view of globalization, but with less sense of an overarching thesis or narrative.
His main concern is to argue that sociologists should pay as much attention
to economics and politics as culture in the study of globalization. In support
of inter-disciplinary research, his textbook has important chapters on war,
poverty, the decline of American power, migration and democracy. Both
authors pay attention to the intellectual history of the notion of globalization
and Martell also gives welcome attention to the impact of global evangelical

708 © 2010 The Authors. The Sociological Review © 2010 The Editorial Board of The Sociological Review
Book reviews

religions (primarily Christianity and Islam) on the spread of global ideas and
processes. If Martell has an integrating theme to pull together what is other-
wise an overwhelming array of issues, it is the question of global inequality.
However, his analysis is in the end as pessimistic as Ritzer’s critical theory of
culture.
Both of these books aspire, largely successfully, to be textbooks aimed at
the mass market of undergraduate courses on globalization in Britain and the
United States. Both volumes are complete with inserts, diagrams, summary
statements, literature review, annotated lists for further reading, charts and
definitions. Both are clearly written and are consequently superb teaching
devices, but from the perspective of research scholars they are of less interest,
and problematically both textbooks were written before the credit crisis of
2008–2009 and its ongoing aftermath. Unsurprisingly neither author contem-
plates the prospect of post-globalization, or the financialization of capitalism,
or a long downturn in economic growth or the securitization of the state that
might be increasingly necessary after the end of middle-class prosperity and
the expansion of the global underclass. Both textbooks do however address
the issue of China’s economic ascendancy, but neither discusses what is pos-
sibly the key text in the field, namely Doug Guthrie’s China and Globalization
(2009).
Perhaps the key political and ethical issue then is whether the rise of various
forms of global consciousness – human rights, environmentalism and cosmo-
politanism – can offset the otherwise bleak picture of the globalization of
nothing – the world-wide dystopia of consumerism – and the intensification of
global inequality that will be the inevitable outcome of the current crisis.

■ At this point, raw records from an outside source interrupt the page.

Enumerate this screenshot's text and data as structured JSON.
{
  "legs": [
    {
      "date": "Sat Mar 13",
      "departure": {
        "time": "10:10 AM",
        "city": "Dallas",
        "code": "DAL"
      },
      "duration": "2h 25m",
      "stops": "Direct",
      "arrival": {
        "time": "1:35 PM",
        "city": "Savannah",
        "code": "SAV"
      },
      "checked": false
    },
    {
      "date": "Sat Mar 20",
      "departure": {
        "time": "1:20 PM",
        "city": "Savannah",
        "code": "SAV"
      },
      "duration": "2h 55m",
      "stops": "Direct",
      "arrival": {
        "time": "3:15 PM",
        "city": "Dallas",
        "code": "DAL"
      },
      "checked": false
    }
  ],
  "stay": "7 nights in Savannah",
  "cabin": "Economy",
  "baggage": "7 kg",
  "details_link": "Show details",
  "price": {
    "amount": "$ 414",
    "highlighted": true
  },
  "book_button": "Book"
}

What
comes after globalization may be either the emergence of a feral society
(urban decay, water wars, over-population and pandemics) or the construction
of new social bonds around a shared cosmopolitan ethic, or both. Ritzer and
Martell provide excellent analyses of our social plight, but offer little by way of
an explicit ethical analysis. Does the current interest in the ‘cosmopolitan
imagination’ (Delanty, 2009) perhaps provide both an empirical and moral
understanding of globalization? Perhaps post-grobalization might help us hold
a cosmopolitan dialogue about something rather than nothing.

The Graduate Center, the City University of New York Bryan S. Turner

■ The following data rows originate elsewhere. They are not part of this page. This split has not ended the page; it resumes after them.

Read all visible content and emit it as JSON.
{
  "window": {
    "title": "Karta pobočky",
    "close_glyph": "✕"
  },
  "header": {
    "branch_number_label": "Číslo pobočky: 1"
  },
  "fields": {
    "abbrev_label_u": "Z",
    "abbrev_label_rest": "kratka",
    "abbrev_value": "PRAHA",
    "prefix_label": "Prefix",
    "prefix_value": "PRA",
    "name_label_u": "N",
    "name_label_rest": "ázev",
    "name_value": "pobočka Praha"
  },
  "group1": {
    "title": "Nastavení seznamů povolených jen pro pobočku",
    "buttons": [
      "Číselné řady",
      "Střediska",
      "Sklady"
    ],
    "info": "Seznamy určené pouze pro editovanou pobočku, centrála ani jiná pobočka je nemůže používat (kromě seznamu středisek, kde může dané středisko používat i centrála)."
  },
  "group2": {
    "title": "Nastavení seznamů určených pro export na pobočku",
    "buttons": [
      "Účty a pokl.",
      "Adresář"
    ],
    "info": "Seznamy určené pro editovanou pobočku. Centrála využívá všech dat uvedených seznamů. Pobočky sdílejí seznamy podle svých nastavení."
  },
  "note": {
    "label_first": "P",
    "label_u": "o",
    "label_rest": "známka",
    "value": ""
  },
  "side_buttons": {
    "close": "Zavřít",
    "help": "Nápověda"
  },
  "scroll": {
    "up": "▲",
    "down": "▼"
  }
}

References

Delanty, Gerard, (2009), The Cosmopolitan Imagination. The Renewal of Critical Social Theory,
Cambridge: Cambridge University Press.
Guthrie, Doug, (2009), China and Globalization, New York: Routledge (revised edition).
Ritzer, George, (1993), The McDonalization of Society, Thousand Oaks: Pine Forge Press.
Ritzer, George, (2003), The Globalization of Nothing, London: Sage.
Watson, James (ed.), (1997), Golden Arches East. McDonalds in East Asia, Stanford: Stanford
University Press.

© 2010 The Authors. The Sociological Review © 2010 The Editorial Board of The Sociological Review 709